Write out the following records exactly, each one in full.

↓↓↓

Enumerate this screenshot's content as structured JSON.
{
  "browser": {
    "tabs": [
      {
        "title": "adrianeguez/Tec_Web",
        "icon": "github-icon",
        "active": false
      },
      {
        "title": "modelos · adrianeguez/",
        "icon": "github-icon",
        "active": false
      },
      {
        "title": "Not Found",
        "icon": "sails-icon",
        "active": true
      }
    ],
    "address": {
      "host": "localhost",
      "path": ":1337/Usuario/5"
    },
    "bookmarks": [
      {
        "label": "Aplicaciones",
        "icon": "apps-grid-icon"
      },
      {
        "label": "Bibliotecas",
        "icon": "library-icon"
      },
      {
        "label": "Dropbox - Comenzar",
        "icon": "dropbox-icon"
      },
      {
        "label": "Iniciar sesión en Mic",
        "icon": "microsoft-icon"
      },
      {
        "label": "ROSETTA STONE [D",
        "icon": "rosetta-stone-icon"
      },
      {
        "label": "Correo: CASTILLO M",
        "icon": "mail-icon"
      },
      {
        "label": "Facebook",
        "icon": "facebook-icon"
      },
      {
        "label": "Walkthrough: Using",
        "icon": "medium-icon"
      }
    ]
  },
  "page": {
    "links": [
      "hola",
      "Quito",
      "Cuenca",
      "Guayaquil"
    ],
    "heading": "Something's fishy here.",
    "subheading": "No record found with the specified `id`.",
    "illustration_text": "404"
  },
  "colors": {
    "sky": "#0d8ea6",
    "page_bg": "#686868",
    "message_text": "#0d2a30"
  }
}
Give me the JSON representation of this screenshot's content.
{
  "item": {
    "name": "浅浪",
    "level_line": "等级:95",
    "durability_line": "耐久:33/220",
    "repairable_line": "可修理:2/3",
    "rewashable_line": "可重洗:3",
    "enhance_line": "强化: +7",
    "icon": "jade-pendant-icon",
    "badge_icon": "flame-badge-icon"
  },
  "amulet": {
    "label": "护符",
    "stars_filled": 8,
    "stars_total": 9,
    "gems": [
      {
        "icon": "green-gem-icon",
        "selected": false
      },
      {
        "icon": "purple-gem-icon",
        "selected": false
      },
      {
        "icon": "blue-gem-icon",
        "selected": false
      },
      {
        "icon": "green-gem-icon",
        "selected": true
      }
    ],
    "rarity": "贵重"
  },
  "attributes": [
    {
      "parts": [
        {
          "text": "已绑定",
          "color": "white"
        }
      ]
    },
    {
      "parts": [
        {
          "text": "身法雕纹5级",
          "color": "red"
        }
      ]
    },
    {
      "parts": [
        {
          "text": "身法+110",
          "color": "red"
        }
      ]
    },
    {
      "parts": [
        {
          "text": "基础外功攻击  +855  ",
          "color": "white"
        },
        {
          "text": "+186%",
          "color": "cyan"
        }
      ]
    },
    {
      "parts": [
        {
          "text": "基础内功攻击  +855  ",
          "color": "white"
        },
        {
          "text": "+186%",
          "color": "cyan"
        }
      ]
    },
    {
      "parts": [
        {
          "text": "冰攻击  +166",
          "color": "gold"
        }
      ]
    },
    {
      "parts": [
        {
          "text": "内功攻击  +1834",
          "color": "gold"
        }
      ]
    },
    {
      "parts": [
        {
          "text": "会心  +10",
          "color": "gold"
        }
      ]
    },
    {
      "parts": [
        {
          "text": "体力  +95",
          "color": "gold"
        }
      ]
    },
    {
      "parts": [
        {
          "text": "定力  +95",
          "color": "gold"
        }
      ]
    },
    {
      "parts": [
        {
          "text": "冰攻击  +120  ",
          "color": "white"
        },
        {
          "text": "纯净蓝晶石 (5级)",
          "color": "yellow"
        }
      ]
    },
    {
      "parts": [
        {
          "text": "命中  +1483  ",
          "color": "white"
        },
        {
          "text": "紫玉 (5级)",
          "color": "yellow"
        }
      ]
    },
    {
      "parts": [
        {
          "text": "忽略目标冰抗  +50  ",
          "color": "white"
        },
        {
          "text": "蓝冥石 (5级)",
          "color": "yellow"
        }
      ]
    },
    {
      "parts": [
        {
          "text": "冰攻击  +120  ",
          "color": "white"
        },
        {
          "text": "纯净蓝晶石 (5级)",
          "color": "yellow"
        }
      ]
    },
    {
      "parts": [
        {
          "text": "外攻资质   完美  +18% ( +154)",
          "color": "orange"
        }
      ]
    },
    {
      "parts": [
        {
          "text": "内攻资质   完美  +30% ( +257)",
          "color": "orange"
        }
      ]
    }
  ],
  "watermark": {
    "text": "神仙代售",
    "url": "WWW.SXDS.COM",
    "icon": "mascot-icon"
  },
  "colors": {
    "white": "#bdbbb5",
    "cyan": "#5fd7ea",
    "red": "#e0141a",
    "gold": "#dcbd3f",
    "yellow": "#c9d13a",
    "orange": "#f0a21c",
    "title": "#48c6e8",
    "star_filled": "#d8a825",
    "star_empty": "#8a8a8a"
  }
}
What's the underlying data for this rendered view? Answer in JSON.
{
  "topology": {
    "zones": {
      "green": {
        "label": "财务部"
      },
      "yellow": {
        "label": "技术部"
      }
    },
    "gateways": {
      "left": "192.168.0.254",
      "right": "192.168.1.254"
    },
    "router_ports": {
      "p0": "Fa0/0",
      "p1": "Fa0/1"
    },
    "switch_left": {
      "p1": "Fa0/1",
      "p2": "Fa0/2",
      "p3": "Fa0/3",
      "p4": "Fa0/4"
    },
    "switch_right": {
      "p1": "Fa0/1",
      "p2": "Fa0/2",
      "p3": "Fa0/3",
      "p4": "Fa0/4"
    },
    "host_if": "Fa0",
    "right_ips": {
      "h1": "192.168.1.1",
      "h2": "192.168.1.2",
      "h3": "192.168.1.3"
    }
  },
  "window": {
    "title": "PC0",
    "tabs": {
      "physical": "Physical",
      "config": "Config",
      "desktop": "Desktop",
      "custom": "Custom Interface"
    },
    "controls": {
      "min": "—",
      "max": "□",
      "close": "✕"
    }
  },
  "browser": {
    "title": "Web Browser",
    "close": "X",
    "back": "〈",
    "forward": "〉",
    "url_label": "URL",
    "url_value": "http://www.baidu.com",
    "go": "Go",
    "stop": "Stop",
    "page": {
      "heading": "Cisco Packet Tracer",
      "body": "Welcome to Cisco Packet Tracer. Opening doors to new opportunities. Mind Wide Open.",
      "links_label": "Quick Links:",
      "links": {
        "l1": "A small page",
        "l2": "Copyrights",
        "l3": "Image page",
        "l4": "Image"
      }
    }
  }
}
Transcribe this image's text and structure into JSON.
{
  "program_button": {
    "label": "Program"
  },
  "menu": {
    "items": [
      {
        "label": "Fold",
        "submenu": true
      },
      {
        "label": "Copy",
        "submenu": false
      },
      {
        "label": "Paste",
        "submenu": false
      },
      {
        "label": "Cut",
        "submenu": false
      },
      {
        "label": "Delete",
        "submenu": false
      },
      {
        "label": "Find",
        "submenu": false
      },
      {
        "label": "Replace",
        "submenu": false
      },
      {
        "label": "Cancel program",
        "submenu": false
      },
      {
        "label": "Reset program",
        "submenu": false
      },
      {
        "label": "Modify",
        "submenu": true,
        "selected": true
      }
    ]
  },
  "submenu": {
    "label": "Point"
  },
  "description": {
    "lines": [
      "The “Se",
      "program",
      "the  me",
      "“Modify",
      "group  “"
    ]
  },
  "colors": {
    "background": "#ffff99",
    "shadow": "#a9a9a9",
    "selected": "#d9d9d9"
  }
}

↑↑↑

#### [ANSWER]
Enumerate this screenshot's content as structured JSON.
{
  "browser": {
    "tabs": [
      {
        "title": "adrianeguez/Tec_Web",
        "icon": "github-icon",
        "active": false
      },
      {
        "title": "modelos · adrianeguez/",
        "icon": "github-icon",
        "active": false
      },
      {
        "title": "Not Found",
        "icon": "sails-icon",
        "active": true
      }
    ],
    "address": {
      "host": "localhost",
      "path": ":1337/Usuario/5"
    },
    "bookmarks": [
      {
        "label": "Aplicaciones",
        "icon": "apps-grid-icon"
      },
      {
        "label": "Bibliotecas",
        "icon": "library-icon"
      },
      {
        "label": "Dropbox - Comenzar",
        "icon": "dropbox-icon"
      },
      {
        "label": "Iniciar sesión en Mic",
        "icon": "microsoft-icon"
      },
      {
        "label": "ROSETTA STONE [D",
        "icon": "rosetta-stone-icon"
      },
      {
        "label": "Correo: CASTILLO M",
        "icon": "mail-icon"
      },
      {
        "label": "Facebook",
        "icon": "facebook-icon"
      },
      {
        "label": "Walkthrough: Using",
        "icon": "medium-icon"
      }
    ]
  },
  "page": {
    "links": [
      "hola",
      "Quito",
      "Cuenca",
      "Guayaquil"
    ],
    "heading": "Something's fishy here.",
    "subheading": "No record found with the specified `id`.",
    "illustration_text": "404"
  },
  "colors": {
    "sky": "#0d8ea6",
    "page_bg": "#686868",
    "message_text": "#0d2a30"
  }
}
Give me the JSON representation of this screenshot's content.
{
  "item": {
    "name": "浅浪",
    "level_line": "等级:95",
    "durability_line": "耐久:33/220",
    "repairable_line": "可修理:2/3",
    "rewashable_line": "可重洗:3",
    "enhance_line": "强化: +7",
    "icon": "jade-pendant-icon",
    "badge_icon": "flame-badge-icon"
  },
  "amulet": {
    "label": "护符",
    "stars_filled": 8,
    "stars_total": 9,
    "gems": [
      {
        "icon": "green-gem-icon",
        "selected": false
      },
      {
        "icon": "purple-gem-icon",
        "selected": false
      },
      {
        "icon": "blue-gem-icon",
        "selected": false
      },
      {
        "icon": "green-gem-icon",
        "selected": true
      }
    ],
    "rarity": "贵重"
  },
  "attributes": [
    {
      "parts": [
        {
          "text": "已绑定",
          "color": "white"
        }
      ]
    },
    {
      "parts": [
        {
          "text": "身法雕纹5级",
          "color": "red"
        }
      ]
    },
    {
      "parts": [
        {
          "text": "身法+110",
          "color": "red"
        }
      ]
    },
    {
      "parts": [
        {
          "text": "基础外功攻击  +855  ",
          "color": "white"
        },
        {
          "text": "+186%",
          "color": "cyan"
        }
      ]
    },
    {
      "parts": [
        {
          "text": "基础内功攻击  +855  ",
          "color": "white"
        },
        {
          "text": "+186%",
          "color": "cyan"
        }
      ]
    },
    {
      "parts": [
        {
          "text": "冰攻击  +166",
          "color": "gold"
        }
      ]
    },
    {
      "parts": [
        {
          "text": "内功攻击  +1834",
          "color": "gold"
        }
      ]
    },
    {
      "parts": [
        {
          "text": "会心  +10",
          "color": "gold"
        }
      ]
    },
    {
      "parts": [
        {
          "text": "体力  +95",
          "color": "gold"
        }
      ]
    },
    {
      "parts": [
        {
          "text": "定力  +95",
          "color": "gold"
        }
      ]
    },
    {
      "parts": [
        {
          "text": "冰攻击  +120  ",
          "color": "white"
        },
        {
          "text": "纯净蓝晶石 (5级)",
          "color": "yellow"
        }
      ]
    },
    {
      "parts": [
        {
          "text": "命中  +1483  ",
          "color": "white"
        },
        {
          "text": "紫玉 (5级)",
          "color": "yellow"
        }
      ]
    },
    {
      "parts": [
        {
          "text": "忽略目标冰抗  +50  ",
          "color": "white"
        },
        {
          "text": "蓝冥石 (5级)",
          "color": "yellow"
        }
      ]
    },
    {
      "parts": [
        {
          "text": "冰攻击  +120  ",
          "color": "white"
        },
        {
          "text": "纯净蓝晶石 (5级)",
          "color": "yellow"
        }
      ]
    },
    {
      "parts": [
        {
          "text": "外攻资质   完美  +18% ( +154)",
          "color": "orange"
        }
      ]
    },
    {
      "parts": [
        {
          "text": "内攻资质   完美  +30% ( +257)",
          "color": "orange"
        }
      ]
    }
  ],
  "watermark": {
    "text": "神仙代售",
    "url": "WWW.SXDS.COM",
    "icon": "mascot-icon"
  },
  "colors": {
    "white": "#bdbbb5",
    "cyan": "#5fd7ea",
    "red": "#e0141a",
    "gold": "#dcbd3f",
    "yellow": "#c9d13a",
    "orange": "#f0a21c",
    "title": "#48c6e8",
    "star_filled": "#d8a825",
    "star_empty": "#8a8a8a"
  }
}
What's the underlying data for this rendered view? Answer in JSON.
{
  "topology": {
    "zones": {
      "green": {
        "label": "财务部"
      },
      "yellow": {
        "label": "技术部"
      }
    },
    "gateways": {
      "left": "192.168.0.254",
      "right": "192.168.1.254"
    },
    "router_ports": {
      "p0": "Fa0/0",
      "p1": "Fa0/1"
    },
    "switch_left": {
      "p1": "Fa0/1",
      "p2": "Fa0/2",
      "p3": "Fa0/3",
      "p4": "Fa0/4"
    },
    "switch_right": {
      "p1": "Fa0/1",
      "p2": "Fa0/2",
      "p3": "Fa0/3",
      "p4": "Fa0/4"
    },
    "host_if": "Fa0",
    "right_ips": {
      "h1": "192.168.1.1",
      "h2": "192.168.1.2",
      "h3": "192.168.1.3"
    }
  },
  "window": {
    "title": "PC0",
    "tabs": {
      "physical": "Physical",
      "config": "Config",
      "desktop": "Desktop",
      "custom": "Custom Interface"
    },
    "controls": {
      "min": "—",
      "max": "□",
      "close": "✕"
    }
  },
  "browser": {
    "title": "Web Browser",
    "close": "X",
    "back": "〈",
    "forward": "〉",
    "url_label": "URL",
    "url_value": "http://www.baidu.com",
    "go": "Go",
    "stop": "Stop",
    "page": {
      "heading": "Cisco Packet Tracer",
      "body": "Welcome to Cisco Packet Tracer. Opening doors to new opportunities. Mind Wide Open.",
      "links_label": "Quick Links:",
      "links": {
        "l1": "A small page",
        "l2": "Copyrights",
        "l3": "Image page",
        "l4": "Image"
      }
    }
  }
}
Transcribe this image's text and structure into JSON.
{
  "program_button": {
    "label": "Program"
  },
  "menu": {
    "items": [
      {
        "label": "Fold",
        "submenu": true
      },
      {
        "label": "Copy",
        "submenu": false
      },
      {
        "label": "Paste",
        "submenu": false
      },
      {
        "label": "Cut",
        "submenu": false
      },
      {
        "label": "Delete",
        "submenu": false
      },
      {
        "label": "Find",
        "submenu": false
      },
      {
        "label": "Replace",
        "submenu": false
      },
      {
        "label": "Cancel program",
        "submenu": false
      },
      {
        "label": "Reset program",
        "submenu": false
      },
      {
        "label": "Modify",
        "submenu": true,
        "selected": true
      }
    ]
  },
  "submenu": {
    "label": "Point"
  },
  "description": {
    "lines": [
      "The “Se",
      "program",
      "the  me",
      "“Modify",
      "group  “"
    ]
  },
  "colors": {
    "background": "#ffff99",
    "shadow": "#a9a9a9",
    "selected": "#d9d9d9"
  }
}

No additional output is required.